How long can the eggs remain frozen?
Egg freezing is a relatively recent procedure, but the practice of freezing embryos has been around for many years, and pregnancies have been achieved with embryos frozen for more than 20 years. So we expect that, most likely, the same will apply to frozen eggs.
Is it a safe procedure?…
…For the woman?
Obtaining oocytes for fertility preservation is a very safe procedure, although not entirely without risk of complications. The medications taken to stimulate the ovaries, the procedure of egg pick-up and the anesthesia required are all possible sources of complications. Briefly, the medications’ side effects are usually mild, as one of the most feared complications in assisted reproduction, the ovarian hyperstimulation syndrome, is very rare (this is because the embryo transfer is deferred). The remaining risks are estimated as follows: risks from the anesthesia: in 1/10.000; risk of severe hemorrhage from the egg retrieval procedure: 1/2.500; risk of infection: less than 1/500. For a more detailed analysis of complications, check here.
…For the baby?

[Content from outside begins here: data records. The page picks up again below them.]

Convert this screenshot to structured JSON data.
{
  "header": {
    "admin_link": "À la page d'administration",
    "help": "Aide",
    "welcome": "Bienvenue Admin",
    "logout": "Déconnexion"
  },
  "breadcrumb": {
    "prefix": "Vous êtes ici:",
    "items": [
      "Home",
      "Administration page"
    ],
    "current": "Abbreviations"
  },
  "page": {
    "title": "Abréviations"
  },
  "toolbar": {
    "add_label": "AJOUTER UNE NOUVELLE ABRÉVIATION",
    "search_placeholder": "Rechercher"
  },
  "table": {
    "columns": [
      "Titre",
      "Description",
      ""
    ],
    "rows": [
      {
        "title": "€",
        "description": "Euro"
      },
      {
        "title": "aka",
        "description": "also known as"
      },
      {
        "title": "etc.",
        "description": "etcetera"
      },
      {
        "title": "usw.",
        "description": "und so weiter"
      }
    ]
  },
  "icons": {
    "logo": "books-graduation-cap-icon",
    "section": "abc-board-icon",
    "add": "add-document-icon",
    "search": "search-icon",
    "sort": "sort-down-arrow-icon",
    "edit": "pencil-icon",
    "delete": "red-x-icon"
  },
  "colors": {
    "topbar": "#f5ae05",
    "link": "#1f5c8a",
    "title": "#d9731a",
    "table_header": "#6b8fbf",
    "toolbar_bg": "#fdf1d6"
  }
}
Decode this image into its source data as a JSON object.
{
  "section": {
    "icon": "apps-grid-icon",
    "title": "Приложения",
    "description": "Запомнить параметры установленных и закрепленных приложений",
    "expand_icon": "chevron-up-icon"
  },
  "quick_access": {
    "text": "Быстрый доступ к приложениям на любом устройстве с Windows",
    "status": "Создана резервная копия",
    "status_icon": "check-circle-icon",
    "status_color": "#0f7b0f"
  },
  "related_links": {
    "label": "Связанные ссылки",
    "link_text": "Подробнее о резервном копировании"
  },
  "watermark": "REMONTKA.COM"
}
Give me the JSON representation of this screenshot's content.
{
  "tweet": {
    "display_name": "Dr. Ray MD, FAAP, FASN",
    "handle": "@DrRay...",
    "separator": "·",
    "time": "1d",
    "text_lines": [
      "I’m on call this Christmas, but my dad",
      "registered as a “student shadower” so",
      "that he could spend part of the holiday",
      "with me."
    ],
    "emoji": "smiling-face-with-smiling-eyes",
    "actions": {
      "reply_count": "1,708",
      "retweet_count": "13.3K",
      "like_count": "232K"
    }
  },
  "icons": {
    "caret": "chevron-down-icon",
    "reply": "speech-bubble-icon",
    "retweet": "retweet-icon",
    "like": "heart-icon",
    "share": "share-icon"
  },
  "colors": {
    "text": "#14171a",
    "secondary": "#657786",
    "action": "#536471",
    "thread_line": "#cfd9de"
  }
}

To date, more than 5.000 babies have been born from frozen eggs, and the available data seem to be reassuring. The largest study on this subject analyzed 900 babies; no increased rate of birth defects was observed. Of course, since this is a relatively new procedure, it will take many years of follow-up to confirm egg freezing safety.
There are still many controversial issues and debate surrounding egg freezing; from women feeling egg freezing is “as liberating as the contraceptive pill”, to those believing this is just a -very lucrative- business, pushing women to consider “a must” to freeze their eggs and to feel “irresponsible” if they don’t do it. This debate has been even more fuelled by Apple and Facebook’s decision to pay the procedure to their employees…
At the present time, some questions remain to be answered:
- Will egg freezing become a standard procedure, a sort of insurance each woman will have?
- Will it push women to become mothers at a later age, leading to a generation of older parents?
- Is egg freezing the future of fertility? Will this procedure contribute to medicalize conception?
- Can we / should we fool our biological clock?
- Will companies force women to devote their lives to their jobs, to eventually “discard” them in their 50s? Should women’s efforts be directed towards achieving more benefits for working mothers, rather than getting egg freezing payed?
- What will happen to all the frozen, unused eggs?
- What are the psychological risks of the procedure, especially for women who froze their eggs but did not become pregnant?
The bottom line…
- Egg freezing is not a warrant for future pregnancy. Delaying childbearing you may risk missing the opportunity to eventually have a child.
- This procedure should be regarded as a “plan B”: an emergency measure in case you fear you won’t be able to have children before running out of eggs.
- Before deciding to freeze your eggs, you should discuss extensively the procedure with your doctor, in order to learn risks and chances of success in your particular case.
- What is more important, all women should be aware that there is an age-related fertility decline in women. Therefore, when possible, you should not delay childbearing. The biological clock does tick!
Intro: Getty images; oocyte: scitechdaily.com; career woman: youqueen.com; hormone injection: fssc.com.au; intra cytoplasmic sperm injection: Wellcome images, Flickr.com; ideal age: Tatyana A, Flickr.com; age limit to use frozen eggs ffemagazine.com; pregnant heart: Olivier Martins, Flickr.com; Egg freezing: midlandfertility.com; safety for the woman: theage.com.au; for the baby: Daniel James, Flickr.com; unanswered questions: Stefano Corso, Flickr.com; young pregnant woman: Tips Times Admin, Flickr.com.